Related Links

  • Elsevier Ltd is not responsible for the content of external websites.


German renewable heating support scheme cut

An immediate ban on further support payments under the German incentive scheme for solar heating, biomass and heat pump installations has been ordered by the German Ministry for Environmental Affairs.

The European Solar Thermal Industry Federation (ESTIF) criticises this decision which “hits the solar thermal industry without warning and puts the whole renewable heating sector in danger.”

The measure is based on a budget freeze put in place by the German Federal Parliament.

ESTIF says most of the manufacturers concerned have already received order cancellations; they will have to restructure their business lines, scale down production and consider a reduction in workforce. Many smaller companies that have specialised and now depend on demand for single components may even be forced to file for bankruptcy, the Federation predicts.

“The measure will also lead to a structural weakness in the solar thermal market,” says ESTIF’s President Oliver Drücke, “as customer demand is likely to fall at short notice but needs, as experience demonstrates, years to rebuild. With Germany representing 38% of the European market, the decision’s ramifications will reach well beyond Germany.”

The German industry

The German solar industry association (BSW-Solar) also strongly objects the unprecedented decision, arguing that under the present support scheme (the so-called “Marktanreizprogramm”) each Euro invested in solar thermal triggered €8 of subsequent investments.

With the government support scheme being a key driver of the private customer demand for solar thermal installations, the future development of technology at more competitive prices is made difficult, if not impossible.

According to Carsten Körnig, CEO of the German solar industry association, it is therefore “more than uncertain whether the ambitious goal of an 18% share of renewable energy in the overall energy mix in Germany can be reached by 2020 without the full contribution of renewable heating and cooling.”

Request to German Government

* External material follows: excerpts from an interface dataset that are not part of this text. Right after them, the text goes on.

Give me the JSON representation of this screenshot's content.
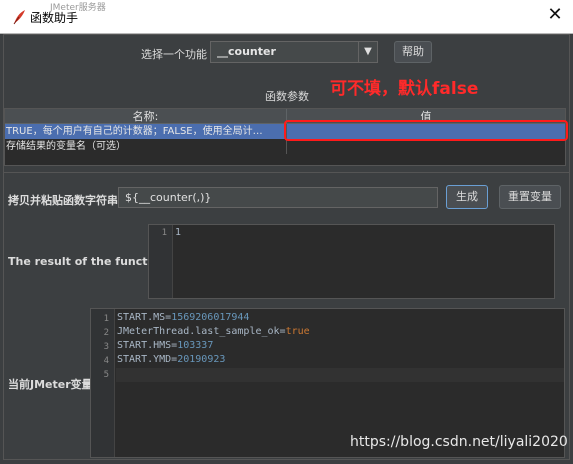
{
  "window": {
    "title": "函数助手",
    "close_glyph": "✕",
    "bleed_text": "JMeter服务器"
  },
  "function_select": {
    "label": "选择一个功能",
    "value": "__counter",
    "arrow": "▼",
    "help_button": "帮助"
  },
  "params": {
    "heading": "函数参数",
    "columns": [
      "名称:",
      "值"
    ],
    "rows": [
      {
        "name": "TRUE，每个用户有自己的计数器；FALSE，使用全局计…",
        "value": ""
      },
      {
        "name": "存储结果的变量名（可选）",
        "value": ""
      }
    ]
  },
  "annotation": {
    "text": "可不填，默认false",
    "color": "#ff2a2a"
  },
  "copy_paste": {
    "label": "拷贝并粘贴函数字符串",
    "value": "${__counter(,)}",
    "generate_button": "生成",
    "reset_button": "重置变量"
  },
  "result": {
    "label": "The result of the function is",
    "line_numbers": [
      "1"
    ],
    "lines": [
      "1"
    ]
  },
  "jmeter_vars": {
    "label": "当前JMeter变量",
    "line_numbers": [
      "1",
      "2",
      "3",
      "4",
      "5"
    ],
    "lines": [
      {
        "key": "START.MS=",
        "val": "1569206017944"
      },
      {
        "key": "JMeterThread.last_sample_ok=",
        "val": "true"
      },
      {
        "key": "START.HMS=",
        "val": "103337"
      },
      {
        "key": "START.YMD=",
        "val": "20190923"
      }
    ]
  },
  "watermark": "https://blog.csdn.net/liyali2020",
  "colors": {
    "background": "#3c3f41",
    "selection": "#4b6eaf",
    "highlight_box": "#ff1a1a"
  }
}
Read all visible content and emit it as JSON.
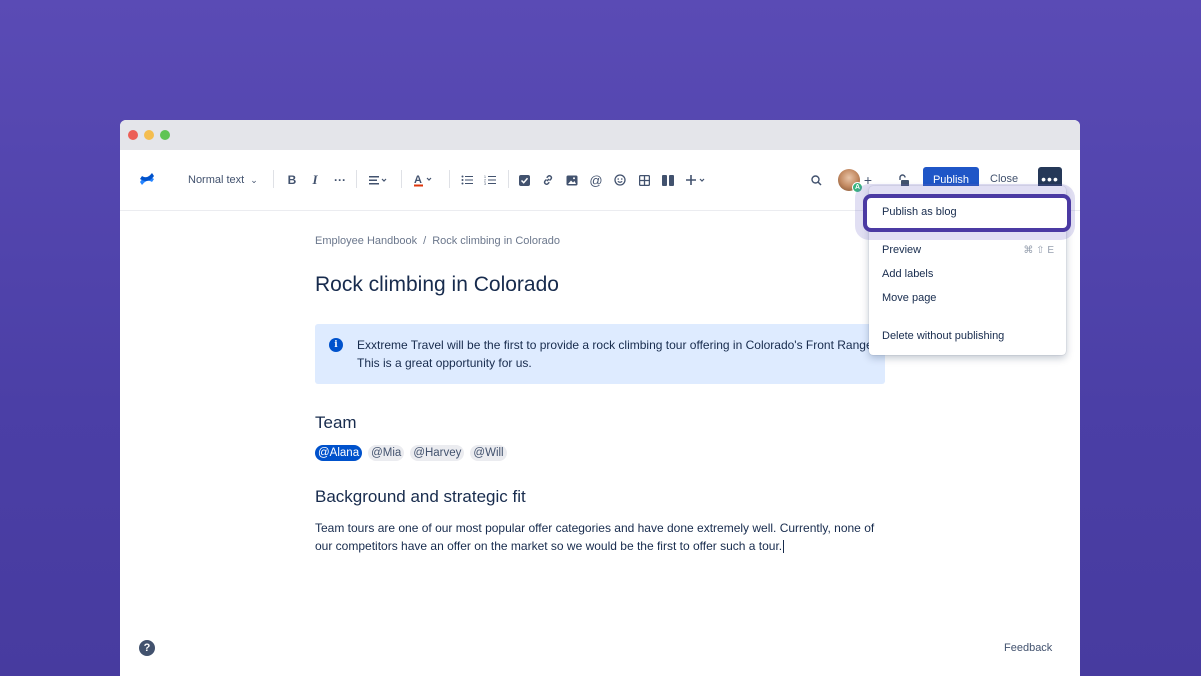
{
  "toolbar": {
    "text_style": "Normal text",
    "publish_label": "Publish",
    "close_label": "Close",
    "avatar_badge": "A"
  },
  "breadcrumb": {
    "parent": "Employee Handbook",
    "separator": "/",
    "current": "Rock climbing in Colorado"
  },
  "page": {
    "title": "Rock climbing in Colorado",
    "info_text": "Exxtreme Travel will be the first to provide a rock climbing tour offering in Colorado's Front Range. This is a great opportunity for us.",
    "team_heading": "Team",
    "mentions": [
      "@Alana",
      "@Mia",
      "@Harvey",
      "@Will"
    ],
    "bg_heading": "Background and strategic fit",
    "bg_text": "Team tours are one of our most popular offer categories and have done extremely well. Currently, none of our competitors have an offer on the market so we would be the first to offer such a tour."
  },
  "menu": {
    "publish_blog": "Publish as blog",
    "preview": "Preview",
    "preview_shortcut": "⌘ ⇧ E",
    "add_labels": "Add labels",
    "move_page": "Move page",
    "delete": "Delete without publishing"
  },
  "footer": {
    "feedback": "Feedback",
    "help": "?"
  },
  "colors": {
    "accent": "#1f56c7",
    "highlight": "#4b3aa3",
    "background": "#5a4bb5"
  }
}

For the above reasons ESTIF “asks the German Parliament to lift the budget freeze immediately as far as it blocks investments in solar thermal installations.”

ESTIF requests “the political decision-makers to maintain supportive framework conditions once they have been successfully set up so to ensure the positive investment climate and sustainable framework conditions for the solar thermal sector in Europe.”

Share this article

More services


This article is featured in:
Bioenergy  •  Policy, investment and markets  •  Solar heating and cooling